He then told people how to prevent rabbits from nesting in the yard to prevent overcrowding. First, buy reflective pinwheels in early February before they reproduce and plant them in the garden. Rabbits will be scared when they see their reflection. Another option is to buy a fake owl, place it high on the ground and move it daily or buy rabbit repellent.
Proulx warned people about relocating a nest. By relocating nests, he is able to kill baby rabbits that remain in the nest for most of their infant lives. Mother rabbits can abandon a disturbed nest, and to find out if the babies are potential orphans, the best way is to string tic-tac-toe over the nest. Take a picture when the tic-tac-toe is attached and see if the mother moves the string as she goes in and out of the nest.
If they become orphaned babies, people should always contact a licensed wildlife rehabilitator. They can put a warm water bottle wrapped in a towel or T-shirt to keep the animals warm for a few hours.
Proulx tells people not to feed any animals, as they can go a couple of days without food, but if they eat the wrong food, they can die.
SQUIRRELS and RACCONS:
One thing to keep in mind when it comes to squirrels and raccoons is that they make wonderful mothers, according to Proulx. When you come across lost baby squirrels or raccoons, always make sure to round them all up because the mommies will be back for them.
People should cover their chimney to prevent squirrels from entering their homes. It would also help to cut down any tree branches that are hanging on or near the roof.

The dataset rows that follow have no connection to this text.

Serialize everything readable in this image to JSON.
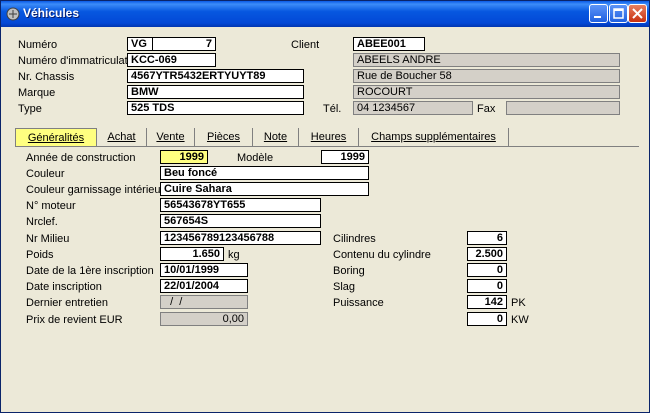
{
  "window": {
    "title": "Véhicules"
  },
  "header": {
    "numero_label": "Numéro",
    "numero_prefix": "VG",
    "numero_value": "7",
    "immat_label": "Numéro d'immatriculat",
    "immat_value": "KCC-069",
    "chassis_label": "Nr. Chassis",
    "chassis_value": "4567YTR5432ERTYUYT89",
    "marque_label": "Marque",
    "marque_value": "BMW",
    "type_label": "Type",
    "type_value": "525 TDS",
    "client_label": "Client",
    "client_code": "ABEE001",
    "client_name": "ABEELS ANDRE",
    "client_street": "Rue de Boucher 58",
    "client_city": "ROCOURT",
    "tel_label": "Tél.",
    "tel_value": "04 1234567",
    "fax_label": "Fax",
    "fax_value": ""
  },
  "tabs": [
    "Généralités",
    "Achat",
    "Vente",
    "Pièces",
    "Note",
    "Heures",
    "Champs supplémentaires"
  ],
  "general": {
    "annee_label": "Année de construction",
    "annee_value": "1999",
    "modele_label": "Modèle",
    "modele_value": "1999",
    "couleur_label": "Couleur",
    "couleur_value": "Beu foncé",
    "garnissage_label": "Couleur garnissage intérieu",
    "garnissage_value": "Cuire Sahara",
    "moteur_label": "N° moteur",
    "moteur_value": "56543678YT655",
    "nrclef_label": "Nrclef.",
    "nrclef_value": "567654S",
    "milieu_label": "Nr Milieu",
    "milieu_value": "123456789123456788",
    "poids_label": "Poids",
    "poids_value": "1.650",
    "poids_unit": "kg",
    "inscription1_label": "Date de la 1ère inscription",
    "inscription1_value": "10/01/1999",
    "inscription_label": "Date inscription",
    "inscription_value": "22/01/2004",
    "entretien_label": "Dernier entretien",
    "entretien_value": "  /  /",
    "prix_label": "Prix de revient EUR",
    "prix_value": "0,00",
    "cilindres_label": "Cilindres",
    "cilindres_value": "6",
    "contenu_label": "Contenu du cylindre",
    "contenu_value": "2.500",
    "boring_label": "Boring",
    "boring_value": "0",
    "slag_label": "Slag",
    "slag_value": "0",
    "puissance_label": "Puissance",
    "puissance_pk": "142",
    "puissance_pk_unit": "PK",
    "puissance_kw": "0",
    "puissance_kw_unit": "KW"
  }
}
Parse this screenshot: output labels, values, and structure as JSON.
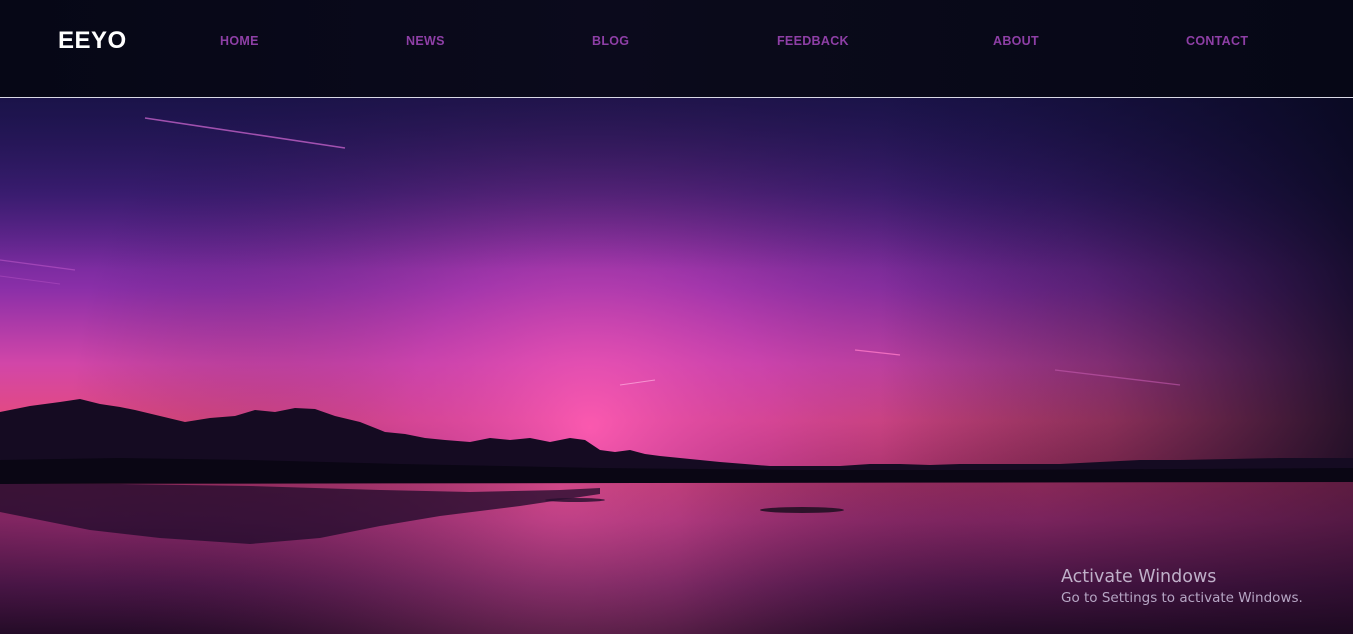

Snakes are very rare on the North Shore according to Proulx. Most North Shore snakes are not venomous and want nothing to do with people. They don’t really show up in the winter season, however if people want to get rid of pet snakes, call a rehabber.
Coyotes, raccoons, skunks, bats, and foxes are all prone to carry rabies, so it is very important to be aware for the sake of residents and their pets. On May 2, 2020, a raccoon tested positive for rabies. “It’s rare, but it exists,” Proulx said.